According to a report by the company, using this existing infrastructure, the UK can decarbonise heat and hot water generation without radically changing the way 85% of households heat their homes. This would cost three times less than the government’s current aim of electrification, it states.
Is it finally time for hydrogen?
According to a recent McKinsey report, at scale, hydrogen could meet 18% of the world’s energy demand and abate 6 gigatons of CO2 annually.
However, key factors prohibiting the development of a thriving hydrogen sector is the need for major investment in the associated infrastructure. The Hydrogen Council estimates that investments of $280bn are required through 2030, 60% of which is needed for scaling up the production, storage, and distribution of hydrogen.
This lack of large-scale commitment to hydrogen production facilities and infrastructure has held back the hydrogen economy, says Jim Gregory, business development manager, alternative fuels, Luxfer Gas Cylinders.
“The infrastructure for fossil fuels – oil fields, pipelines and tankers etc – was developed over 100 years as air travel, cars and electricity spread around the globe. We will need a monumental effort to replace this with renewables such as hydrogen and battery power; to meet our [carbon reduction] commitments by 2050, we have 30 years to make the investment that previously took 100 years,” he says.
This has also affected the supply of hydrogen, which is currently limited. Green hydrogen is made by converting wind or solar electricity into hydrogen through electrolysis. However, only 0.1% of global hydrogen production is from electrolysis. Other methods of production are in development.
Instead, so called ‘blue hydrogen’ produced from fossil fuels coupled with carbon capture and storage is likely to be the more attractive option for bulk decarbonised hydrogen production says Tony Alderson, associate consultant in gas and power at WSP.
“The technology is already available at large scale, and hydrogen production would be decoupled from power generation,” he says.
Alternatively, Erik Dugstad, area manager for energy advisory Nordics & Baltics at DNV GL Energy, says economically viable green hydrogen could become feasible because of the increasing penetration of wind and solar power.
“As this capacity increases, opportunities to utilise low-cost electricity are becoming feasible to avoid curtailment: this would require initial conversion into heat then (daily) battery storage and eventually conversion into green hydrogen.”
The energy ecosystem is not there yet, and it remains to be seen whether financiers will ever be willing to bet big on hydrogen to develop the supporting infrastructure, especially when it is competing against cheaper technologies such as lithium-ion batteries.
“There is a bit of a ‘chicken and egg’ scenario; to build consumer confidence and achieve widespread uptake of hydrogen technologies, reliable and robust infrastructures for production, storage, and distribution are needed,” says Dr. Laurie Wright, senior Lecturer at Warsash School of Maritime Science and Engineering at Solent University.

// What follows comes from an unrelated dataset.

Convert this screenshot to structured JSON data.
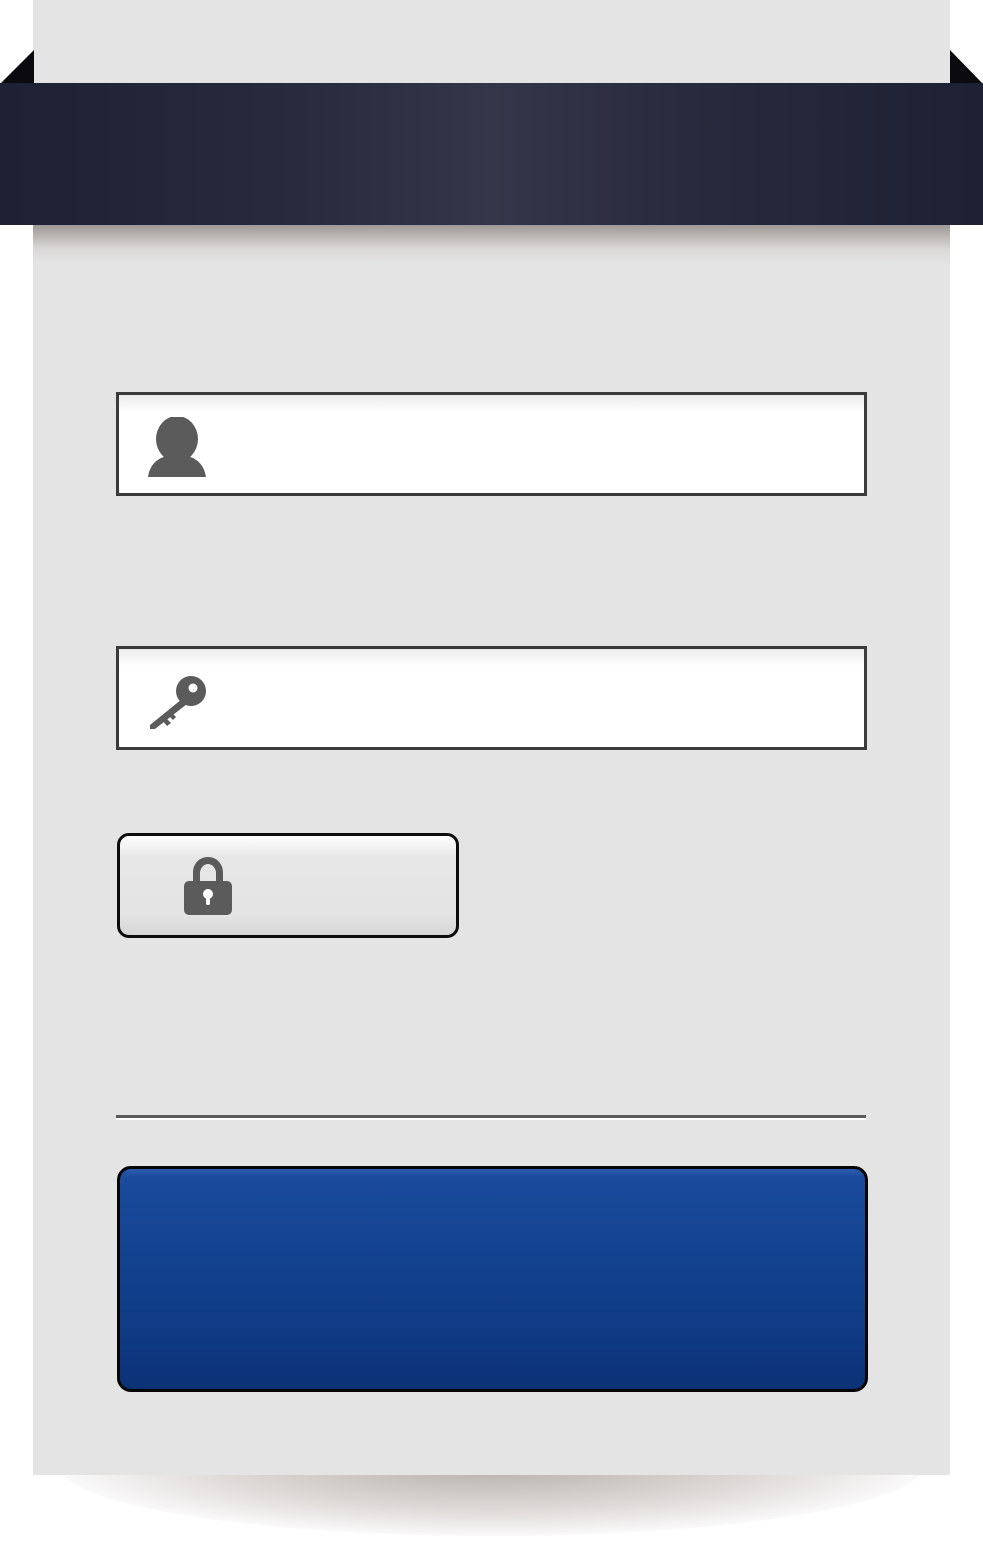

“However, producers and distributers are unlikely to be willing to invest and develop until sufficient market demand is achieved.”
Is the future of hydrogen now?
Most experts note that, particularly for the transport sector, hydrogen will be needed alongside lithium-ion batteries due to the limited availability of the rare minerals needed to build the batteries.
But, similarly, all agree with the IEA when it says that much more political will and consumer engagement is needed to develop the hydrogen sector to power it.
The recent flurry of activity focused on hydrogen has created hope there will be increasing activity in the field over the next decade, making hydrogen more mainstream in the long term.
“Hydrogen technologies and the related infrastructures are still relatively immature compared to many established, conventional ones, which are currently cheaper than equivalent hydrogen technologies,” says Wright.
“However, as industry pioneers develop hydrogen technologies further and achieve greater market penetration, it is likely we will begin to see greater investor confidence and activity in the area.”